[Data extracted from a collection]
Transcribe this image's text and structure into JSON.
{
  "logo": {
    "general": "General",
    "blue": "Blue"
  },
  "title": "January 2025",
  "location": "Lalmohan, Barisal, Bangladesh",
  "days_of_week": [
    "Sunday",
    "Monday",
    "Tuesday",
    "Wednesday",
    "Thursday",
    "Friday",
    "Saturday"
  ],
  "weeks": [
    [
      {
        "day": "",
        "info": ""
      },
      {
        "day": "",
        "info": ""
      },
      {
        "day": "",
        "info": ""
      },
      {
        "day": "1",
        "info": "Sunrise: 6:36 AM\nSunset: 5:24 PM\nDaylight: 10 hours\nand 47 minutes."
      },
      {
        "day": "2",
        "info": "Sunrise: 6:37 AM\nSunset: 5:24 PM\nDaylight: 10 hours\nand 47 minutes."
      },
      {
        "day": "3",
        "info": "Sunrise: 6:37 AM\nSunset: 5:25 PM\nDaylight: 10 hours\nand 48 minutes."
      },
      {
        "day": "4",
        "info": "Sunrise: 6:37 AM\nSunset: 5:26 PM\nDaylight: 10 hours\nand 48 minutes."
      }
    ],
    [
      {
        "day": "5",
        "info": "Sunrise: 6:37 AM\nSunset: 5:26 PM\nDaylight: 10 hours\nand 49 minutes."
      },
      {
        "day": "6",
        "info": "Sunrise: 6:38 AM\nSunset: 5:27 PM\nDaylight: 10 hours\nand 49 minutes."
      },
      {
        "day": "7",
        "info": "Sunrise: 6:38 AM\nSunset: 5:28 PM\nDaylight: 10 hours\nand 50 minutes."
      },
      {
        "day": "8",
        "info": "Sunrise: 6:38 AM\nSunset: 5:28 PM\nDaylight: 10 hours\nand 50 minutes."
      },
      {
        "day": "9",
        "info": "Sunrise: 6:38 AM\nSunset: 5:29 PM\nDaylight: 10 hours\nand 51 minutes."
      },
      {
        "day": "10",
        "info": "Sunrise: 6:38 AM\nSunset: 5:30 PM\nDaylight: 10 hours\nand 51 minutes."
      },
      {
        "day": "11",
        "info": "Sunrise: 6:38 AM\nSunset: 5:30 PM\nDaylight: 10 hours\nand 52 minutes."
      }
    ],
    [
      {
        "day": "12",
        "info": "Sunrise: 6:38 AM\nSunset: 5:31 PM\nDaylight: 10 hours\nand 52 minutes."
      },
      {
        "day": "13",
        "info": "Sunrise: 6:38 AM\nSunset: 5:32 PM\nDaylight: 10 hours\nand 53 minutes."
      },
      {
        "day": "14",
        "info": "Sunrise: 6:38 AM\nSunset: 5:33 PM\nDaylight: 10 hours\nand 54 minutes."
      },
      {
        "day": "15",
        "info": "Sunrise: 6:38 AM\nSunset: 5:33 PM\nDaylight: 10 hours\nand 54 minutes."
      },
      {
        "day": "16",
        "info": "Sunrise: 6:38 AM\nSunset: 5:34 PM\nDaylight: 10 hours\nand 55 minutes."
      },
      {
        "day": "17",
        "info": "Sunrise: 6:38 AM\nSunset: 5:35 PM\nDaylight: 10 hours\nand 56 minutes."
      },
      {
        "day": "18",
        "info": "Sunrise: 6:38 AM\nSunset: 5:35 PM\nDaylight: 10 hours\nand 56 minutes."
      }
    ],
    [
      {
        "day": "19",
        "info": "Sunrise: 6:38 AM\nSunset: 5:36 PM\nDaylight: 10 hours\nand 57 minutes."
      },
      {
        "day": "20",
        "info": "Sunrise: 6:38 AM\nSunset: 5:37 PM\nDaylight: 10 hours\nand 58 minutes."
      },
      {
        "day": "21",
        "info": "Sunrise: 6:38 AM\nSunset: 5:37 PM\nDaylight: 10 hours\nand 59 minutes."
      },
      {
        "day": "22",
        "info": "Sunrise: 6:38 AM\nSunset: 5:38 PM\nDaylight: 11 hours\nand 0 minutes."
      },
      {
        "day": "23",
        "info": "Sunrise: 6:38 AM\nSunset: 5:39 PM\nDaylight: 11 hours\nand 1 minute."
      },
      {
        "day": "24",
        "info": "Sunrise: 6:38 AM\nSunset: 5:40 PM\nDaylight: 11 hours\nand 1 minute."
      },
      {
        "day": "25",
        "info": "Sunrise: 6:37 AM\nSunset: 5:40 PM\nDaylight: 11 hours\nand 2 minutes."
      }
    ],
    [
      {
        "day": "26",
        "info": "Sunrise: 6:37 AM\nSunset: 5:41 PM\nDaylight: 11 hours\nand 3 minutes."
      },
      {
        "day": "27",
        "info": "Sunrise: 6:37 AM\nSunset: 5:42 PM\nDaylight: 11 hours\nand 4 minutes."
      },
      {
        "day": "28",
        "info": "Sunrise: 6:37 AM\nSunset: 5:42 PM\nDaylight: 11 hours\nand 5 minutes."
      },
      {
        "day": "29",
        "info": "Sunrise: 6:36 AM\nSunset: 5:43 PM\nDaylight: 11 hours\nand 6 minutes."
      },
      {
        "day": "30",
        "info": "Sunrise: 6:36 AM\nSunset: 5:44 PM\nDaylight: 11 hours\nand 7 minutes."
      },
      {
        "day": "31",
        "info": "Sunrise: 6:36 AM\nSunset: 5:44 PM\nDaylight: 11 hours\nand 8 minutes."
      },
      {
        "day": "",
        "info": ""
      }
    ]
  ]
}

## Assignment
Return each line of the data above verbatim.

## Your solution
Transcribe this image's text and structure into JSON.
{
  "logo": {
    "general": "General",
    "blue": "Blue"
  },
  "title": "January 2025",
  "location": "Lalmohan, Barisal, Bangladesh",
  "days_of_week": [
    "Sunday",
    "Monday",
    "Tuesday",
    "Wednesday",
    "Thursday",
    "Friday",
    "Saturday"
  ],
  "weeks": [
    [
      {
        "day": "",
        "info": ""
      },
      {
        "day": "",
        "info": ""
      },
      {
        "day": "",
        "info": ""
      },
      {
        "day": "1",
        "info": "Sunrise: 6:36 AM\nSunset: 5:24 PM\nDaylight: 10 hours\nand 47 minutes."
      },
      {
        "day": "2",
        "info": "Sunrise: 6:37 AM\nSunset: 5:24 PM\nDaylight: 10 hours\nand 47 minutes."
      },
      {
        "day": "3",
        "info": "Sunrise: 6:37 AM\nSunset: 5:25 PM\nDaylight: 10 hours\nand 48 minutes."
      },
      {
        "day": "4",
        "info": "Sunrise: 6:37 AM\nSunset: 5:26 PM\nDaylight: 10 hours\nand 48 minutes."
      }
    ],
    [
      {
        "day": "5",
        "info": "Sunrise: 6:37 AM\nSunset: 5:26 PM\nDaylight: 10 hours\nand 49 minutes."
      },
      {
        "day": "6",
        "info": "Sunrise: 6:38 AM\nSunset: 5:27 PM\nDaylight: 10 hours\nand 49 minutes."
      },
      {
        "day": "7",
        "info": "Sunrise: 6:38 AM\nSunset: 5:28 PM\nDaylight: 10 hours\nand 50 minutes."
      },
      {
        "day": "8",
        "info": "Sunrise: 6:38 AM\nSunset: 5:28 PM\nDaylight: 10 hours\nand 50 minutes."
      },
      {
        "day": "9",
        "info": "Sunrise: 6:38 AM\nSunset: 5:29 PM\nDaylight: 10 hours\nand 51 minutes."
      },
      {
        "day": "10",
        "info": "Sunrise: 6:38 AM\nSunset: 5:30 PM\nDaylight: 10 hours\nand 51 minutes."
      },
      {
        "day": "11",
        "info": "Sunrise: 6:38 AM\nSunset: 5:30 PM\nDaylight: 10 hours\nand 52 minutes."
      }
    ],
    [
      {
        "day": "12",
        "info": "Sunrise: 6:38 AM\nSunset: 5:31 PM\nDaylight: 10 hours\nand 52 minutes."
      },
      {
        "day": "13",
        "info": "Sunrise: 6:38 AM\nSunset: 5:32 PM\nDaylight: 10 hours\nand 53 minutes."
      },
      {
        "day": "14",
        "info": "Sunrise: 6:38 AM\nSunset: 5:33 PM\nDaylight: 10 hours\nand 54 minutes."
      },
      {
        "day": "15",
        "info": "Sunrise: 6:38 AM\nSunset: 5:33 PM\nDaylight: 10 hours\nand 54 minutes."
      },
      {
        "day": "16",
        "info": "Sunrise: 6:38 AM\nSunset: 5:34 PM\nDaylight: 10 hours\nand 55 minutes."
      },
      {
        "day": "17",
        "info": "Sunrise: 6:38 AM\nSunset: 5:35 PM\nDaylight: 10 hours\nand 56 minutes."
      },
      {
        "day": "18",
        "info": "Sunrise: 6:38 AM\nSunset: 5:35 PM\nDaylight: 10 hours\nand 56 minutes."
      }
    ],
    [
      {
        "day": "19",
        "info": "Sunrise: 6:38 AM\nSunset: 5:36 PM\nDaylight: 10 hours\nand 57 minutes."
      },
      {
        "day": "20",
        "info": "Sunrise: 6:38 AM\nSunset: 5:37 PM\nDaylight: 10 hours\nand 58 minutes."
      },
      {
        "day": "21",
        "info": "Sunrise: 6:38 AM\nSunset: 5:37 PM\nDaylight: 10 hours\nand 59 minutes."
      },
      {
        "day": "22",
        "info": "Sunrise: 6:38 AM\nSunset: 5:38 PM\nDaylight: 11 hours\nand 0 minutes."
      },
      {
        "day": "23",
        "info": "Sunrise: 6:38 AM\nSunset: 5:39 PM\nDaylight: 11 hours\nand 1 minute."
      },
      {
        "day": "24",
        "info": "Sunrise: 6:38 AM\nSunset: 5:40 PM\nDaylight: 11 hours\nand 1 minute."
      },
      {
        "day": "25",
        "info": "Sunrise: 6:37 AM\nSunset: 5:40 PM\nDaylight: 11 hours\nand 2 minutes."
      }
    ],
    [
      {
        "day": "26",
        "info": "Sunrise: 6:37 AM\nSunset: 5:41 PM\nDaylight: 11 hours\nand 3 minutes."
      },
      {
        "day": "27",
        "info": "Sunrise: 6:37 AM\nSunset: 5:42 PM\nDaylight: 11 hours\nand 4 minutes."
      },
      {
        "day": "28",
        "info": "Sunrise: 6:37 AM\nSunset: 5:42 PM\nDaylight: 11 hours\nand 5 minutes."
      },
      {
        "day": "29",
        "info": "Sunrise: 6:36 AM\nSunset: 5:43 PM\nDaylight: 11 hours\nand 6 minutes."
      },
      {
        "day": "30",
        "info": "Sunrise: 6:36 AM\nSunset: 5:44 PM\nDaylight: 11 hours\nand 7 minutes."
      },
      {
        "day": "31",
        "info": "Sunrise: 6:36 AM\nSunset: 5:44 PM\nDaylight: 11 hours\nand 8 minutes."
      },
      {
        "day": "",
        "info": ""
      }
    ]
  ]
}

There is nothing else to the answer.